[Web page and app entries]
= = =
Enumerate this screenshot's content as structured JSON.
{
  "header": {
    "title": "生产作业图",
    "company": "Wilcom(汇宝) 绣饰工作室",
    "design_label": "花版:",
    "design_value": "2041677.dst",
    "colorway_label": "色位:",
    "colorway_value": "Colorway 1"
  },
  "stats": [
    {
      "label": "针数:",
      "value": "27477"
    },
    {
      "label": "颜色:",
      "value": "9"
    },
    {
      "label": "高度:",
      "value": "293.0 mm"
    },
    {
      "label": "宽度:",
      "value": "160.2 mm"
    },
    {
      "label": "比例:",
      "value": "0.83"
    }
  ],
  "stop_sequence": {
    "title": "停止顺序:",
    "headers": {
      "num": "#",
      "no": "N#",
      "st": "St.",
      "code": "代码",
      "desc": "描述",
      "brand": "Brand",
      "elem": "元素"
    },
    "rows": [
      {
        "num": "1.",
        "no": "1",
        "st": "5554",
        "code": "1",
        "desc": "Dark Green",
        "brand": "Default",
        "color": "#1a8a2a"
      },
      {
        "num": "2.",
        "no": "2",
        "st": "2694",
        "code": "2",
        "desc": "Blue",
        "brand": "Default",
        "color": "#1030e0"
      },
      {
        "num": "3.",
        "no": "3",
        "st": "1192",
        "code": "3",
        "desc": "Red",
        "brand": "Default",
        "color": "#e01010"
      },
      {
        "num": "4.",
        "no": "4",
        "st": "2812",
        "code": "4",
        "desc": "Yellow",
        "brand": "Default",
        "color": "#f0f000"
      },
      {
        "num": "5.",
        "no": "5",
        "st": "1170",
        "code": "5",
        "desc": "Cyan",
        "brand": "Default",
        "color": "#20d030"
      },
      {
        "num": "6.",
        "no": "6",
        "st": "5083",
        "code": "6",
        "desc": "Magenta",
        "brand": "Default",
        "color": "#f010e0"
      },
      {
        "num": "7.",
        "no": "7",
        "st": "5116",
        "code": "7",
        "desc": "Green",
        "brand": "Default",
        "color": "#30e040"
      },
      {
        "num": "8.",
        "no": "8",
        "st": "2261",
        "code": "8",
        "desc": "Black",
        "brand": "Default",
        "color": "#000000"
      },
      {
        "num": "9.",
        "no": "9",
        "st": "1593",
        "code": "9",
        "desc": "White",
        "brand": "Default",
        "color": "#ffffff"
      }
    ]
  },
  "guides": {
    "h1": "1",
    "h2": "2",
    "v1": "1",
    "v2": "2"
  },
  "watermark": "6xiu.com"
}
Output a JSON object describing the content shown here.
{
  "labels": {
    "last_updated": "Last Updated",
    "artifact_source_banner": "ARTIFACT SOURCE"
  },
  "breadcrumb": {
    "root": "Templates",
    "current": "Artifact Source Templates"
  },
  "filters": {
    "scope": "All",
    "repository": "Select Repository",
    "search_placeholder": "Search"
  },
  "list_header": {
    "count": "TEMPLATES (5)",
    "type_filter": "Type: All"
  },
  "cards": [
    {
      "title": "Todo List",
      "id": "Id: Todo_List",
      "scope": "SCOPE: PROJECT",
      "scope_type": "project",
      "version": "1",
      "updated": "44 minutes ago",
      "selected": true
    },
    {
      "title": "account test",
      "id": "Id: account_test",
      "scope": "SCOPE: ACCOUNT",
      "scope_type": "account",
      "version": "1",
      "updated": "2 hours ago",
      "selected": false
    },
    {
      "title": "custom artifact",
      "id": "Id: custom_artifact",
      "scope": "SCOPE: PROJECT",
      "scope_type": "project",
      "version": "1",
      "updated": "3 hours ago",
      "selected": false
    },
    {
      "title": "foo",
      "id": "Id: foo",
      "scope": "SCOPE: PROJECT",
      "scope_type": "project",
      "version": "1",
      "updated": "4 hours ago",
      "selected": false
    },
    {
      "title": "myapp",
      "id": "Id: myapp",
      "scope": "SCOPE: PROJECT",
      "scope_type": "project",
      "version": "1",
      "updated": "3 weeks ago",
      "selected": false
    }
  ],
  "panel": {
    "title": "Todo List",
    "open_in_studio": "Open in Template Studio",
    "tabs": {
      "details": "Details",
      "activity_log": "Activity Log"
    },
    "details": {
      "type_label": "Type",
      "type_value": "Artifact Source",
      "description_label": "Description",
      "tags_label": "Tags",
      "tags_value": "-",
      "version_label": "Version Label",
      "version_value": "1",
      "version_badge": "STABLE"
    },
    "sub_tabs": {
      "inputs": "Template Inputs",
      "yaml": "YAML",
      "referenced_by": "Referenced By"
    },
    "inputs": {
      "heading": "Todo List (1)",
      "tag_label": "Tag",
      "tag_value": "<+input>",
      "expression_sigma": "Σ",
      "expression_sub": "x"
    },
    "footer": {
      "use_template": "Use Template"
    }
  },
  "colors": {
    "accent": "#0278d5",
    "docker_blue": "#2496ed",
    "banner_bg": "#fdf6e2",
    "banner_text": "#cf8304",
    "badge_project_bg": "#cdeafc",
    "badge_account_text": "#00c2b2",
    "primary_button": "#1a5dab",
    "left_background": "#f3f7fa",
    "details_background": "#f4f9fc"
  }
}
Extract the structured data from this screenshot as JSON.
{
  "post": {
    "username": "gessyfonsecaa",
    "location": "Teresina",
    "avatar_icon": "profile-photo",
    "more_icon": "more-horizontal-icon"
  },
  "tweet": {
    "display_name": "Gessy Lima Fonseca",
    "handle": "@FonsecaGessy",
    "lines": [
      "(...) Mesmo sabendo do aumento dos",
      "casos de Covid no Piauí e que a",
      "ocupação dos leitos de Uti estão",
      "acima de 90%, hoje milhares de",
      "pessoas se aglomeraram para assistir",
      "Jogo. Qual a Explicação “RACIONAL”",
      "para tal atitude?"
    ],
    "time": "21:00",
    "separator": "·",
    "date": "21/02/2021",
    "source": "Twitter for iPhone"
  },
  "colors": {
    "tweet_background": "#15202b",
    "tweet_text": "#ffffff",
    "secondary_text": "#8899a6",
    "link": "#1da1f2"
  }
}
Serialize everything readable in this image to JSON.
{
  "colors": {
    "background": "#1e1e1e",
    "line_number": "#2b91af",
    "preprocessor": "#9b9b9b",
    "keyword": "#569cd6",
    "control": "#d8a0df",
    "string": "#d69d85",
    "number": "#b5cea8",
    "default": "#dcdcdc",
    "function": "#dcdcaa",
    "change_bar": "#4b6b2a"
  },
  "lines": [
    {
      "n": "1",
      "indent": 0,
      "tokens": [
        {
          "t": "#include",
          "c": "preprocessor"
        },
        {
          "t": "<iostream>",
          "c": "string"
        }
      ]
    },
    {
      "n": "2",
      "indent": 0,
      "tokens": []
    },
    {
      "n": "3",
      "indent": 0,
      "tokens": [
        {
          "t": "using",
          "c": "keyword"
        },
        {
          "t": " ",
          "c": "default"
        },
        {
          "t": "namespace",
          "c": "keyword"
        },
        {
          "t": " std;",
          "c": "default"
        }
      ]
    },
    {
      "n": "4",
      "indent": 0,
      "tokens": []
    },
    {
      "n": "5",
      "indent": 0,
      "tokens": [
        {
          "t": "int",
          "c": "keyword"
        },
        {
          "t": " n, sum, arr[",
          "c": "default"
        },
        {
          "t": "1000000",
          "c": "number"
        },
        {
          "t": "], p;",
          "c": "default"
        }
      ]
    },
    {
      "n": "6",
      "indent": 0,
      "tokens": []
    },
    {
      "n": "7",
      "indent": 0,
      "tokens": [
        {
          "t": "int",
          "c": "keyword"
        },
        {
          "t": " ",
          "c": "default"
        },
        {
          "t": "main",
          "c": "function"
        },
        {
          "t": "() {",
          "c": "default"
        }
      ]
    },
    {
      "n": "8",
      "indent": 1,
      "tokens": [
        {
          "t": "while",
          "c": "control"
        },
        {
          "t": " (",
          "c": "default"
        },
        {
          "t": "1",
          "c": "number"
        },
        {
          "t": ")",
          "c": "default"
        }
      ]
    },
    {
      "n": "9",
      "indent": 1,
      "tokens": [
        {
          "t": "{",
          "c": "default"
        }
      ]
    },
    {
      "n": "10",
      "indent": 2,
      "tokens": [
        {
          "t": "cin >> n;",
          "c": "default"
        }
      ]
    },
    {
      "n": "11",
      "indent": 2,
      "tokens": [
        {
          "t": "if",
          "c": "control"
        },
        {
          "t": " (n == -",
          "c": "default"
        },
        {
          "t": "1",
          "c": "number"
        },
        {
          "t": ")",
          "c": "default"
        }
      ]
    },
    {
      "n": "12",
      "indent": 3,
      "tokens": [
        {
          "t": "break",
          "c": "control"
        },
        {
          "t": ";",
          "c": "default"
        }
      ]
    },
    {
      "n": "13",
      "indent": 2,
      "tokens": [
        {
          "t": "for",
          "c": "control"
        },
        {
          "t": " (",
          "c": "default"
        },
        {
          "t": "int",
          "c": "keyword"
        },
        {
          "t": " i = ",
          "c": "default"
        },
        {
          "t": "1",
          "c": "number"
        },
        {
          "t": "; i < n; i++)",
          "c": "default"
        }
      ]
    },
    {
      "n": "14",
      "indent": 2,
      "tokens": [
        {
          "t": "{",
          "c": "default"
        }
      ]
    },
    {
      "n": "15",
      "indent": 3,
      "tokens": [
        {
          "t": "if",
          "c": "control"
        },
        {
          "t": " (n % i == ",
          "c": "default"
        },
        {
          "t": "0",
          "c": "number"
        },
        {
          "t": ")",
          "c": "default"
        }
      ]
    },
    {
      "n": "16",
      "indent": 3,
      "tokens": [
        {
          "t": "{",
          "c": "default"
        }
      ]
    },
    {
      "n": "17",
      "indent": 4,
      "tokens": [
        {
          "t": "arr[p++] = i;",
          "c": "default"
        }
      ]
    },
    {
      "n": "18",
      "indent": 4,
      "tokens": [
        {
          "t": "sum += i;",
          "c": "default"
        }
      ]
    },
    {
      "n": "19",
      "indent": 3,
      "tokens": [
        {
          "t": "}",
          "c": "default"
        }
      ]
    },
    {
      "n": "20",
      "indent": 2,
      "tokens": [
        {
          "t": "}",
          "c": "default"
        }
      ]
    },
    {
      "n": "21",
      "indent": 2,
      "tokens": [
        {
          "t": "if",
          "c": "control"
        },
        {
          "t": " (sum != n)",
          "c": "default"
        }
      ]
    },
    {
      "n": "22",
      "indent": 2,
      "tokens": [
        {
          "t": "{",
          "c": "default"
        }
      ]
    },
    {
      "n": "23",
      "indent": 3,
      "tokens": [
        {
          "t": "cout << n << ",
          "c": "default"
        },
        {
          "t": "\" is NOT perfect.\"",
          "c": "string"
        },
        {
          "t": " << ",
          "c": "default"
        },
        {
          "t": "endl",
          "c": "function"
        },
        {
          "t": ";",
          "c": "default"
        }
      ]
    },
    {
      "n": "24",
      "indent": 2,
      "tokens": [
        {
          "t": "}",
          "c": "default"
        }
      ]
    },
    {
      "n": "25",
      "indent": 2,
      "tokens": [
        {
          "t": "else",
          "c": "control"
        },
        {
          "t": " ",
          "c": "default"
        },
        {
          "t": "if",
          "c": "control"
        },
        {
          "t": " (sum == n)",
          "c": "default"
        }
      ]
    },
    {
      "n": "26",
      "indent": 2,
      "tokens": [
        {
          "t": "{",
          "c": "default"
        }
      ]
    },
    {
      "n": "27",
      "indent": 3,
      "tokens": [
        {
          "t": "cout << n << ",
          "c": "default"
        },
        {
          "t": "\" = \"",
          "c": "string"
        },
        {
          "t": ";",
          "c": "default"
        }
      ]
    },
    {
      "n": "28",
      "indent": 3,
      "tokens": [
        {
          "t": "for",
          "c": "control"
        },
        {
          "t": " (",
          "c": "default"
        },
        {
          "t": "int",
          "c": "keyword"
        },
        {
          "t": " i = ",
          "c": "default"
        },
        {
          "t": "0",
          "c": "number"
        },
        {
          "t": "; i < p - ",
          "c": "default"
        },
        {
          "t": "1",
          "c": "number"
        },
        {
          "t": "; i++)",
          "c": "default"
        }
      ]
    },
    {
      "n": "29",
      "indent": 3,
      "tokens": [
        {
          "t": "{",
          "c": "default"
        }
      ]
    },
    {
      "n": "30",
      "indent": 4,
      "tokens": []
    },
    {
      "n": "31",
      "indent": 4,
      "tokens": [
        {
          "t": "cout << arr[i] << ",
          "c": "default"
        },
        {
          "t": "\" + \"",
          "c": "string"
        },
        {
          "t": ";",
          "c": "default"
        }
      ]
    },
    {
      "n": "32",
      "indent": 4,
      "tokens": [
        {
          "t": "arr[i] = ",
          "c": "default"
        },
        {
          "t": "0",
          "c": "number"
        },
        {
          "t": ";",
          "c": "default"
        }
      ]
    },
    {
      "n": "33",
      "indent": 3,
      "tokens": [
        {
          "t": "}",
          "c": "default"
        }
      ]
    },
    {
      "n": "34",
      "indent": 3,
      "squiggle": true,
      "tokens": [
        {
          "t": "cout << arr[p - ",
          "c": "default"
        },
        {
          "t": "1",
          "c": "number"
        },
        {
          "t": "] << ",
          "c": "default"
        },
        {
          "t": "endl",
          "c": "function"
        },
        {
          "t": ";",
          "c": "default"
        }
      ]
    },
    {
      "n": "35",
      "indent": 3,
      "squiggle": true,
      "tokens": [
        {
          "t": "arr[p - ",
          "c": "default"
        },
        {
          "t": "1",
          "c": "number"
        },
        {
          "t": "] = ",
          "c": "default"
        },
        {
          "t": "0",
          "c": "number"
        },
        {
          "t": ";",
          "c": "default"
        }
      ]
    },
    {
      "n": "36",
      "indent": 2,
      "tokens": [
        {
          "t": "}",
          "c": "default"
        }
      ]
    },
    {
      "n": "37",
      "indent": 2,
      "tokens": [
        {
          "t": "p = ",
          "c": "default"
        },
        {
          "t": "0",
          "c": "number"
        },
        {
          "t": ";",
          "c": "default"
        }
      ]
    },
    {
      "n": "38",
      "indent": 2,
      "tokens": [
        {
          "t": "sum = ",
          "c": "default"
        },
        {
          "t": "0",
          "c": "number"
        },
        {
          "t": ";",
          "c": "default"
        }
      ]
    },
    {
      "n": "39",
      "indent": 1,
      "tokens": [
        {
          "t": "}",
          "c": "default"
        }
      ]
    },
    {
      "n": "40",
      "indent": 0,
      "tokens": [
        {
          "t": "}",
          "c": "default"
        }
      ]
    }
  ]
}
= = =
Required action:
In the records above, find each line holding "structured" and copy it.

Answer to this exercise:
Enumerate this screenshot's content as structured JSON.
Extract the structured data from this screenshot as JSON.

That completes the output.